*** Record excerpts

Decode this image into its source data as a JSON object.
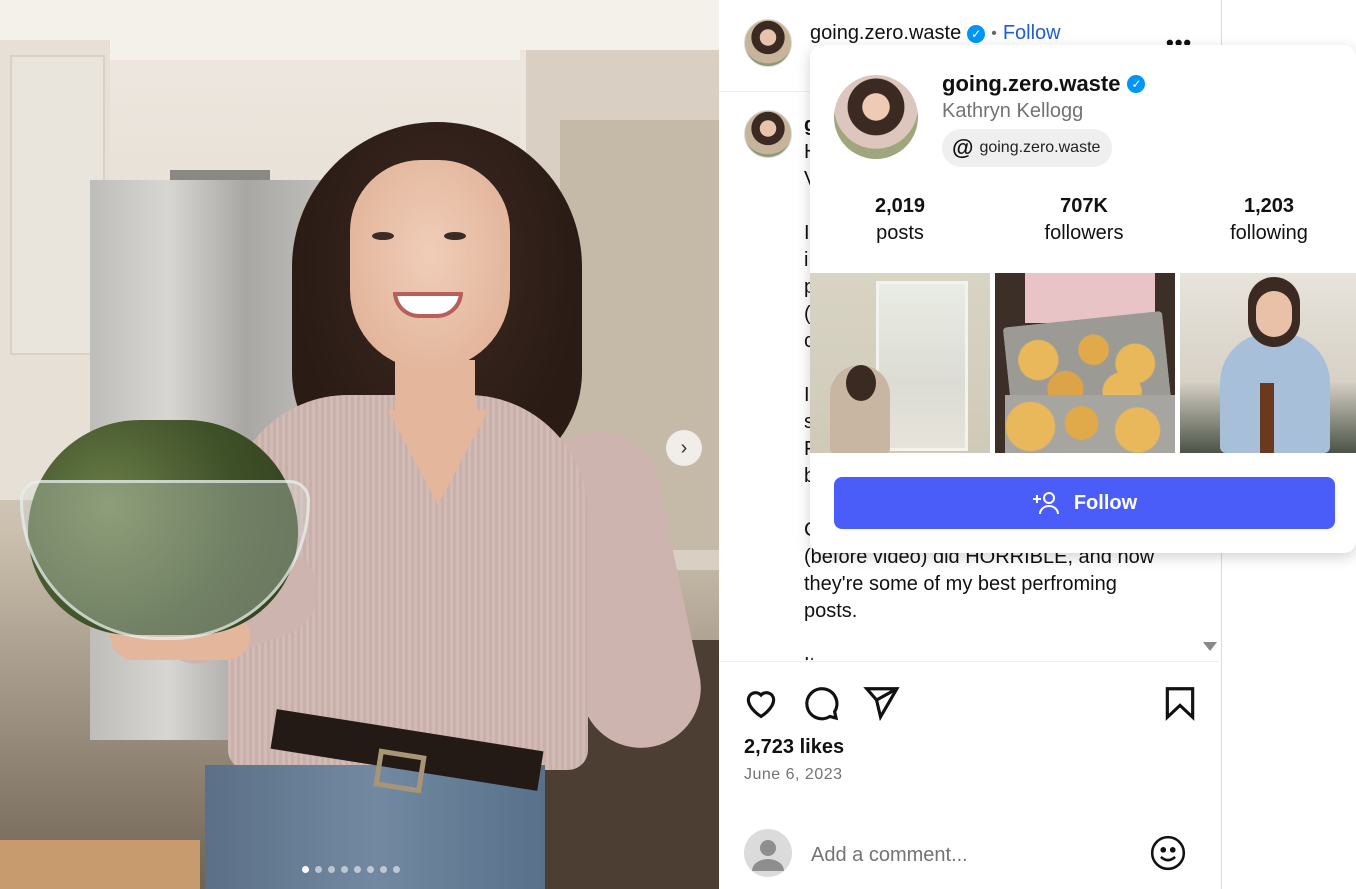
{
  "post": {
    "username": "going.zero.waste",
    "separator": "•",
    "follow_label": "Follow",
    "more_label": "•••",
    "caption_username_fragment": "g",
    "caption_lines": [
      "H",
      "V",
      "",
      "I",
      "i",
      "p",
      "(",
      "c",
      "",
      "I",
      "s",
      "F",
      "b",
      "",
      "C",
      "(before video) did HORRIBLE, and now",
      "they're some of my best perfroming",
      "posts.",
      "",
      "It"
    ],
    "likes": "2,723 likes",
    "date": "June 6, 2023",
    "comment_placeholder": "Add a comment...",
    "carousel_next_glyph": "›",
    "carousel_dots_count": 8,
    "carousel_active_index": 0
  },
  "hover_card": {
    "username": "going.zero.waste",
    "full_name": "Kathryn Kellogg",
    "threads_handle": "going.zero.waste",
    "stats": [
      {
        "value": "2,019",
        "label": "posts"
      },
      {
        "value": "707K",
        "label": "followers"
      },
      {
        "value": "1,203",
        "label": "following"
      }
    ],
    "follow_label": "Follow"
  },
  "colors": {
    "follow_link": "#1f5fd1",
    "verified": "#0095f6",
    "follow_button": "#4a5df9",
    "muted_text": "#737373"
  },
  "icons": {
    "like": "heart-icon",
    "comment": "comment-icon",
    "share": "send-icon",
    "save": "bookmark-icon",
    "emoji": "emoji-icon",
    "verified": "verified-badge-icon",
    "threads": "threads-icon",
    "add_user": "add-user-icon",
    "next": "chevron-right-icon",
    "more": "more-icon"
  }
}
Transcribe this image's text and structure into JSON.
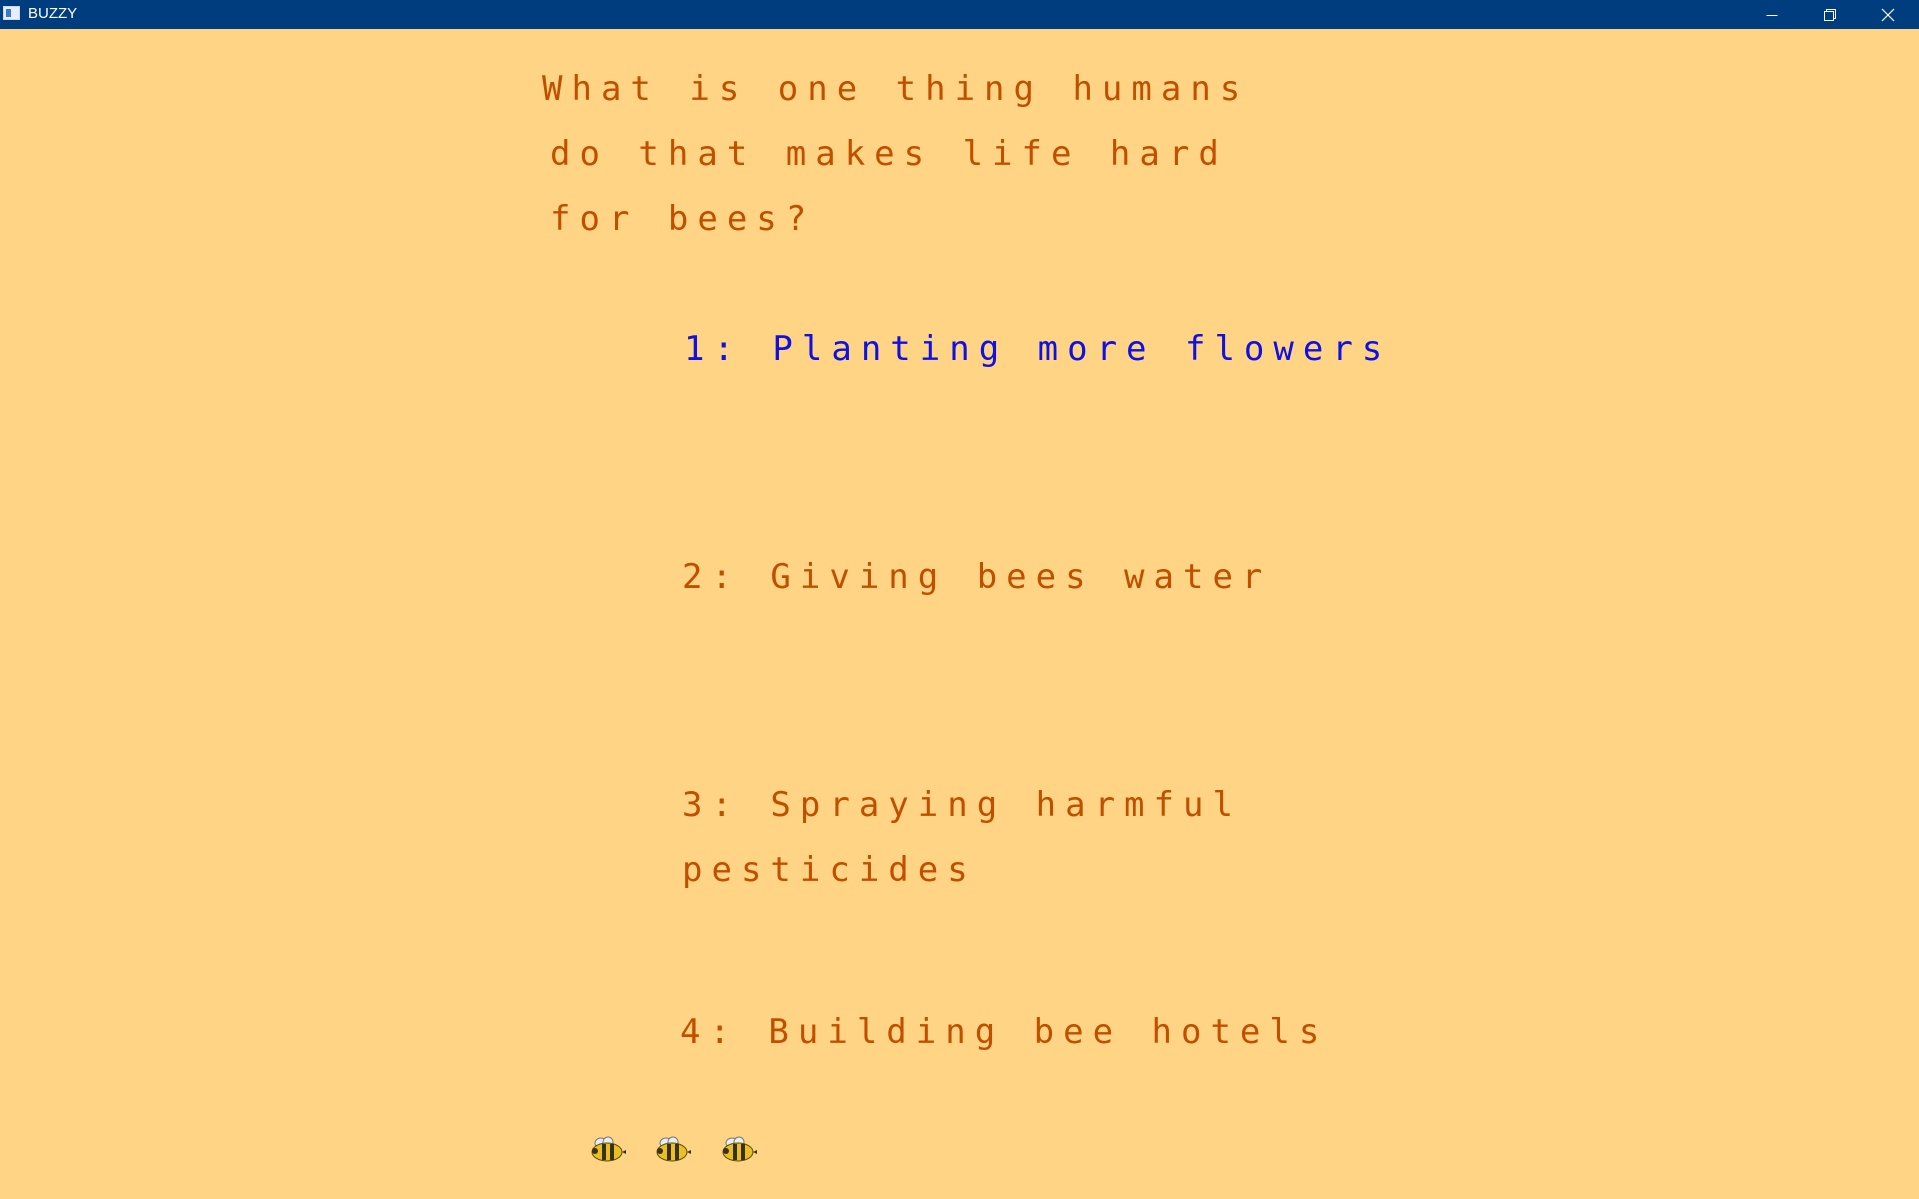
{
  "window": {
    "title": "BUZZY",
    "icons": {
      "app": "app-window-icon",
      "minimize": "minimize-icon",
      "restore": "restore-icon",
      "close": "close-icon"
    }
  },
  "quiz": {
    "question_lines": [
      "What is one thing humans",
      "do that makes life hard",
      "for bees?"
    ],
    "answers": [
      {
        "lines": [
          "1: Planting more flowers"
        ],
        "highlighted": true
      },
      {
        "lines": [
          "2: Giving bees water"
        ],
        "highlighted": false
      },
      {
        "lines": [
          "3: Spraying harmful",
          "pesticides"
        ],
        "highlighted": false
      },
      {
        "lines": [
          "4: Building bee hotels"
        ],
        "highlighted": false
      }
    ],
    "lives_remaining": 3,
    "lives_icon": "bee-icon"
  },
  "colors": {
    "background": "#ffd485",
    "titlebar": "#003d7f",
    "text": "#c05000",
    "highlight": "#1010e0"
  }
}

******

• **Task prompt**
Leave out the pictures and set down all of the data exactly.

• **Answer space**
Decode this image into its source data as a JSON object.
{
  "post": {
    "username": "going.zero.waste",
    "separator": "•",
    "follow_label": "Follow",
    "more_label": "•••",
    "caption_username_fragment": "g",
    "caption_lines": [
      "H",
      "V",
      "",
      "I",
      "i",
      "p",
      "(",
      "c",
      "",
      "I",
      "s",
      "F",
      "b",
      "",
      "C",
      "(before video) did HORRIBLE, and now",
      "they're some of my best perfroming",
      "posts.",
      "",
      "It"
    ],
    "likes": "2,723 likes",
    "date": "June 6, 2023",
    "comment_placeholder": "Add a comment...",
    "carousel_next_glyph": "›",
    "carousel_dots_count": 8,
    "carousel_active_index": 0
  },
  "hover_card": {
    "username": "going.zero.waste",
    "full_name": "Kathryn Kellogg",
    "threads_handle": "going.zero.waste",
    "stats": [
      {
        "value": "2,019",
        "label": "posts"
      },
      {
        "value": "707K",
        "label": "followers"
      },
      {
        "value": "1,203",
        "label": "following"
      }
    ],
    "follow_label": "Follow"
  },
  "colors": {
    "follow_link": "#1f5fd1",
    "verified": "#0095f6",
    "follow_button": "#4a5df9",
    "muted_text": "#737373"
  },
  "icons": {
    "like": "heart-icon",
    "comment": "comment-icon",
    "share": "send-icon",
    "save": "bookmark-icon",
    "emoji": "emoji-icon",
    "verified": "verified-badge-icon",
    "threads": "threads-icon",
    "add_user": "add-user-icon",
    "next": "chevron-right-icon",
    "more": "more-icon"
  }
}
Transcribe this image's text and structure into JSON.
{
  "window": {
    "title": "BUZZY",
    "icons": {
      "app": "app-window-icon",
      "minimize": "minimize-icon",
      "restore": "restore-icon",
      "close": "close-icon"
    }
  },
  "quiz": {
    "question_lines": [
      "What is one thing humans",
      "do that makes life hard",
      "for bees?"
    ],
    "answers": [
      {
        "lines": [
          "1: Planting more flowers"
        ],
        "highlighted": true
      },
      {
        "lines": [
          "2: Giving bees water"
        ],
        "highlighted": false
      },
      {
        "lines": [
          "3: Spraying harmful",
          "pesticides"
        ],
        "highlighted": false
      },
      {
        "lines": [
          "4: Building bee hotels"
        ],
        "highlighted": false
      }
    ],
    "lives_remaining": 3,
    "lives_icon": "bee-icon"
  },
  "colors": {
    "background": "#ffd485",
    "titlebar": "#003d7f",
    "text": "#c05000",
    "highlight": "#1010e0"
  }
}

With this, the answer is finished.